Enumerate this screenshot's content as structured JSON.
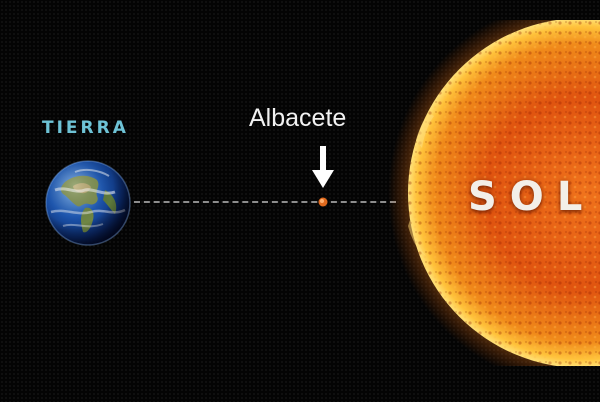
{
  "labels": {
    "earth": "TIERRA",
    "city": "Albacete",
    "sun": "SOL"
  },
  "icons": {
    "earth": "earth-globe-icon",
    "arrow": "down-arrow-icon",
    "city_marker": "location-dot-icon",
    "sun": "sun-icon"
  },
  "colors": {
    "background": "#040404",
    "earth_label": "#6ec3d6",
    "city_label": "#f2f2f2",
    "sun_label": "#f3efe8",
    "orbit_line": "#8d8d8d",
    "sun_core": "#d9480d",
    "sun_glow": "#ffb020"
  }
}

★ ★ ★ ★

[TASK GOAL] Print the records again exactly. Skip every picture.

[ANSWER TO THE EXERCISE]
Enumerate this screenshot's content as structured JSON.
{
  "labels": {
    "earth": "TIERRA",
    "city": "Albacete",
    "sun": "SOL"
  },
  "icons": {
    "earth": "earth-globe-icon",
    "arrow": "down-arrow-icon",
    "city_marker": "location-dot-icon",
    "sun": "sun-icon"
  },
  "colors": {
    "background": "#040404",
    "earth_label": "#6ec3d6",
    "city_label": "#f2f2f2",
    "sun_label": "#f3efe8",
    "orbit_line": "#8d8d8d",
    "sun_core": "#d9480d",
    "sun_glow": "#ffb020"
  }
}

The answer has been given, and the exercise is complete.